-- Working data follows --

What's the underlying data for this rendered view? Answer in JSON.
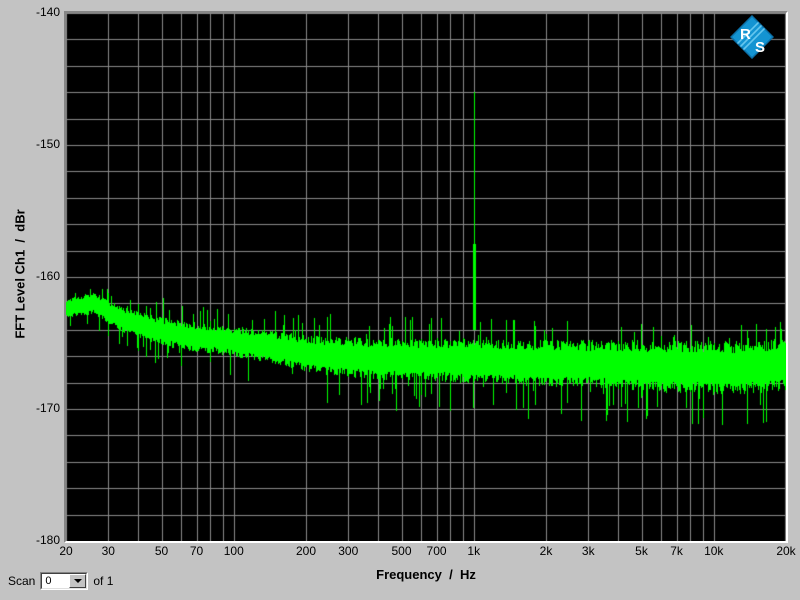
{
  "window": {
    "background": "#c3c3c3"
  },
  "branding": {
    "logo": "rohde-schwarz",
    "logo_color": "#1494d2",
    "logo_stripe_color": "#66c6ee",
    "letter_r": "R",
    "letter_s": "S"
  },
  "axes": {
    "y_title": "FFT Level Ch1  /  dBr",
    "x_title": "Frequency  /  Hz"
  },
  "scan_control": {
    "label": "Scan",
    "value": "0",
    "suffix_label": "of 1"
  },
  "chart_data": {
    "type": "line",
    "title": "",
    "xlabel": "Frequency / Hz",
    "ylabel": "FFT Level Ch1 / dBr",
    "x_scale": "log",
    "xlim": [
      20,
      20000
    ],
    "ylim": [
      -180,
      -140
    ],
    "y_grid_step_db": 2,
    "grid": "on",
    "legend": "none",
    "plot_bg": "#000000",
    "grid_color": "#8b8b8b",
    "trace_color": "#00ff00",
    "x_ticks": [
      {
        "value": 20,
        "label": "20"
      },
      {
        "value": 30,
        "label": "30"
      },
      {
        "value": 50,
        "label": "50"
      },
      {
        "value": 70,
        "label": "70"
      },
      {
        "value": 100,
        "label": "100"
      },
      {
        "value": 200,
        "label": "200"
      },
      {
        "value": 300,
        "label": "300"
      },
      {
        "value": 500,
        "label": "500"
      },
      {
        "value": 700,
        "label": "700"
      },
      {
        "value": 1000,
        "label": "1k"
      },
      {
        "value": 2000,
        "label": "2k"
      },
      {
        "value": 3000,
        "label": "3k"
      },
      {
        "value": 5000,
        "label": "5k"
      },
      {
        "value": 7000,
        "label": "7k"
      },
      {
        "value": 10000,
        "label": "10k"
      },
      {
        "value": 20000,
        "label": "20k"
      }
    ],
    "y_ticks": [
      {
        "value": -140,
        "label": "-140"
      },
      {
        "value": -150,
        "label": "-150"
      },
      {
        "value": -160,
        "label": "-160"
      },
      {
        "value": -170,
        "label": "-170"
      },
      {
        "value": -180,
        "label": "-180"
      }
    ],
    "signal_peak": {
      "frequency_hz": 1000,
      "level_dbr": -146,
      "narrow_above_dbr": -157.5,
      "base_level_dbr": -164
    },
    "noise_floor_envelope": [
      {
        "f": 20,
        "mid": -162.4,
        "spread": 1.0
      },
      {
        "f": 26,
        "mid": -162.0,
        "spread": 1.1
      },
      {
        "f": 34,
        "mid": -163.2,
        "spread": 1.2
      },
      {
        "f": 45,
        "mid": -163.9,
        "spread": 1.3
      },
      {
        "f": 60,
        "mid": -164.4,
        "spread": 1.4
      },
      {
        "f": 90,
        "mid": -164.8,
        "spread": 1.4
      },
      {
        "f": 140,
        "mid": -165.3,
        "spread": 1.6
      },
      {
        "f": 220,
        "mid": -165.9,
        "spread": 1.8
      },
      {
        "f": 400,
        "mid": -166.2,
        "spread": 2.0
      },
      {
        "f": 800,
        "mid": -166.3,
        "spread": 2.1
      },
      {
        "f": 1600,
        "mid": -166.5,
        "spread": 2.2
      },
      {
        "f": 3200,
        "mid": -166.6,
        "spread": 2.3
      },
      {
        "f": 6400,
        "mid": -166.8,
        "spread": 2.5
      },
      {
        "f": 12000,
        "mid": -166.9,
        "spread": 2.6
      },
      {
        "f": 20000,
        "mid": -166.6,
        "spread": 2.5
      }
    ],
    "noise_seed": 1337
  }
}
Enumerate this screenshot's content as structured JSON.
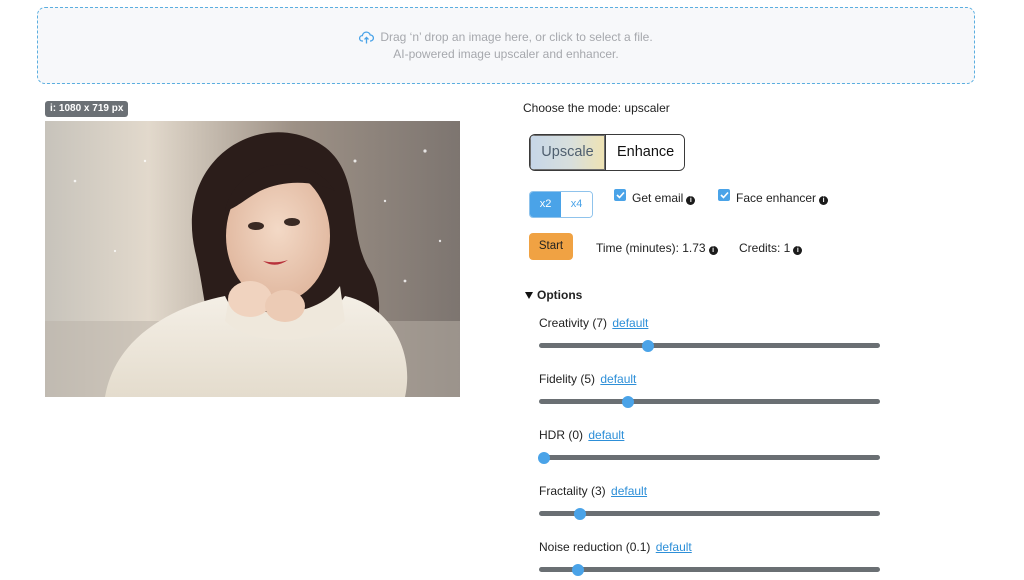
{
  "dropzone": {
    "line1": "Drag ‘n’ drop an image here, or click to select a file.",
    "line2": "AI-powered image upscaler and enhancer.",
    "icon": "cloud-upload-icon"
  },
  "preview": {
    "dimensions": "i: 1080 x 719 px"
  },
  "mode": {
    "title": "Choose the mode: upscaler",
    "options": [
      "Upscale",
      "Enhance"
    ],
    "selected": "Upscale"
  },
  "scale": {
    "options": [
      "x2",
      "x4"
    ],
    "selected": "x2"
  },
  "checkboxes": {
    "email": {
      "label": "Get email",
      "checked": true
    },
    "face": {
      "label": "Face enhancer",
      "checked": true
    }
  },
  "actions": {
    "start": "Start",
    "time": "Time (minutes): 1.73",
    "credits": "Credits: 1"
  },
  "options": {
    "label": "Options",
    "default_link": "default",
    "sliders": [
      {
        "label": "Creativity (7)",
        "fraction": 0.32
      },
      {
        "label": "Fidelity (5)",
        "fraction": 0.26
      },
      {
        "label": "HDR (0)",
        "fraction": 0.015
      },
      {
        "label": "Fractality (3)",
        "fraction": 0.12
      },
      {
        "label": "Noise reduction (0.1)",
        "fraction": 0.115
      }
    ]
  },
  "colors": {
    "accent": "#4aa3e8",
    "start": "#f0a243",
    "track": "#6a6f73",
    "dropzone_border": "#5aaee0"
  }
}
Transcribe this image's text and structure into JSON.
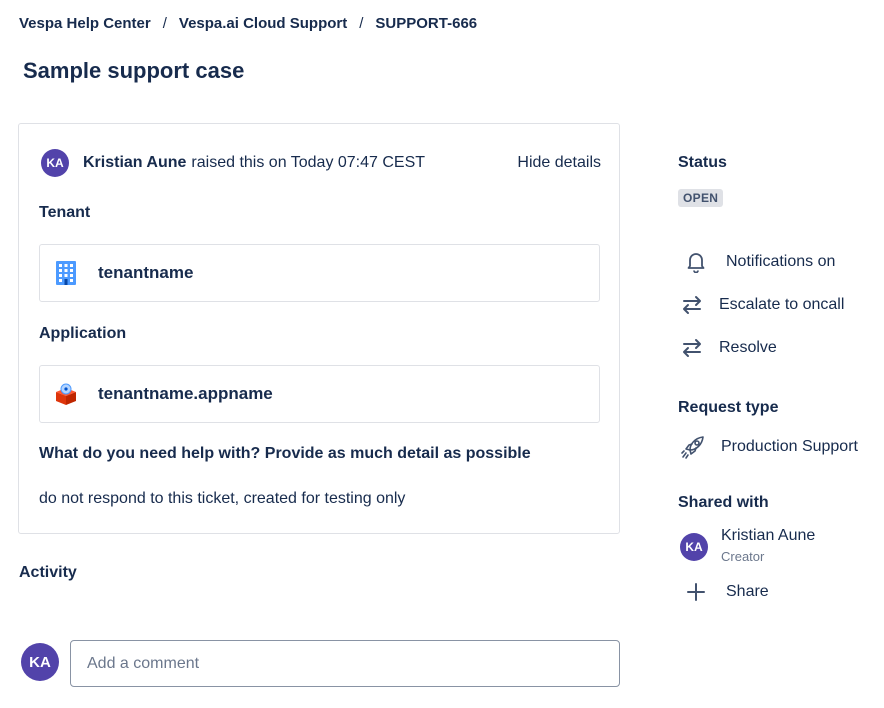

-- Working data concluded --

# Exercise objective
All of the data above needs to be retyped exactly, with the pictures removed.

# Exercise answer
What's the underlying data for this rendered view? Answer in JSON.
{
  "window": {
    "background": "#c3c3c3"
  },
  "branding": {
    "logo": "rohde-schwarz",
    "logo_color": "#1494d2",
    "logo_stripe_color": "#66c6ee",
    "letter_r": "R",
    "letter_s": "S"
  },
  "axes": {
    "y_title": "FFT Level Ch1  /  dBr",
    "x_title": "Frequency  /  Hz"
  },
  "scan_control": {
    "label": "Scan",
    "value": "0",
    "suffix_label": "of 1"
  },
  "chart_data": {
    "type": "line",
    "title": "",
    "xlabel": "Frequency / Hz",
    "ylabel": "FFT Level Ch1 / dBr",
    "x_scale": "log",
    "xlim": [
      20,
      20000
    ],
    "ylim": [
      -180,
      -140
    ],
    "y_grid_step_db": 2,
    "grid": "on",
    "legend": "none",
    "plot_bg": "#000000",
    "grid_color": "#8b8b8b",
    "trace_color": "#00ff00",
    "x_ticks": [
      {
        "value": 20,
        "label": "20"
      },
      {
        "value": 30,
        "label": "30"
      },
      {
        "value": 50,
        "label": "50"
      },
      {
        "value": 70,
        "label": "70"
      },
      {
        "value": 100,
        "label": "100"
      },
      {
        "value": 200,
        "label": "200"
      },
      {
        "value": 300,
        "label": "300"
      },
      {
        "value": 500,
        "label": "500"
      },
      {
        "value": 700,
        "label": "700"
      },
      {
        "value": 1000,
        "label": "1k"
      },
      {
        "value": 2000,
        "label": "2k"
      },
      {
        "value": 3000,
        "label": "3k"
      },
      {
        "value": 5000,
        "label": "5k"
      },
      {
        "value": 7000,
        "label": "7k"
      },
      {
        "value": 10000,
        "label": "10k"
      },
      {
        "value": 20000,
        "label": "20k"
      }
    ],
    "y_ticks": [
      {
        "value": -140,
        "label": "-140"
      },
      {
        "value": -150,
        "label": "-150"
      },
      {
        "value": -160,
        "label": "-160"
      },
      {
        "value": -170,
        "label": "-170"
      },
      {
        "value": -180,
        "label": "-180"
      }
    ],
    "signal_peak": {
      "frequency_hz": 1000,
      "level_dbr": -146,
      "narrow_above_dbr": -157.5,
      "base_level_dbr": -164
    },
    "noise_floor_envelope": [
      {
        "f": 20,
        "mid": -162.4,
        "spread": 1.0
      },
      {
        "f": 26,
        "mid": -162.0,
        "spread": 1.1
      },
      {
        "f": 34,
        "mid": -163.2,
        "spread": 1.2
      },
      {
        "f": 45,
        "mid": -163.9,
        "spread": 1.3
      },
      {
        "f": 60,
        "mid": -164.4,
        "spread": 1.4
      },
      {
        "f": 90,
        "mid": -164.8,
        "spread": 1.4
      },
      {
        "f": 140,
        "mid": -165.3,
        "spread": 1.6
      },
      {
        "f": 220,
        "mid": -165.9,
        "spread": 1.8
      },
      {
        "f": 400,
        "mid": -166.2,
        "spread": 2.0
      },
      {
        "f": 800,
        "mid": -166.3,
        "spread": 2.1
      },
      {
        "f": 1600,
        "mid": -166.5,
        "spread": 2.2
      },
      {
        "f": 3200,
        "mid": -166.6,
        "spread": 2.3
      },
      {
        "f": 6400,
        "mid": -166.8,
        "spread": 2.5
      },
      {
        "f": 12000,
        "mid": -166.9,
        "spread": 2.6
      },
      {
        "f": 20000,
        "mid": -166.6,
        "spread": 2.5
      }
    ],
    "noise_seed": 1337
  }
}
Enumerate this screenshot's content as structured JSON.
{
  "dropzone": {
    "line1": "Drag ‘n’ drop an image here, or click to select a file.",
    "line2": "AI-powered image upscaler and enhancer.",
    "icon": "cloud-upload-icon"
  },
  "preview": {
    "dimensions": "i: 1080 x 719 px"
  },
  "mode": {
    "title": "Choose the mode: upscaler",
    "options": [
      "Upscale",
      "Enhance"
    ],
    "selected": "Upscale"
  },
  "scale": {
    "options": [
      "x2",
      "x4"
    ],
    "selected": "x2"
  },
  "checkboxes": {
    "email": {
      "label": "Get email",
      "checked": true
    },
    "face": {
      "label": "Face enhancer",
      "checked": true
    }
  },
  "actions": {
    "start": "Start",
    "time": "Time (minutes): 1.73",
    "credits": "Credits: 1"
  },
  "options": {
    "label": "Options",
    "default_link": "default",
    "sliders": [
      {
        "label": "Creativity (7)",
        "fraction": 0.32
      },
      {
        "label": "Fidelity (5)",
        "fraction": 0.26
      },
      {
        "label": "HDR (0)",
        "fraction": 0.015
      },
      {
        "label": "Fractality (3)",
        "fraction": 0.12
      },
      {
        "label": "Noise reduction (0.1)",
        "fraction": 0.115
      }
    ]
  },
  "colors": {
    "accent": "#4aa3e8",
    "start": "#f0a243",
    "track": "#6a6f73",
    "dropzone_border": "#5aaee0"
  }
}
Transcribe this image's text and structure into JSON.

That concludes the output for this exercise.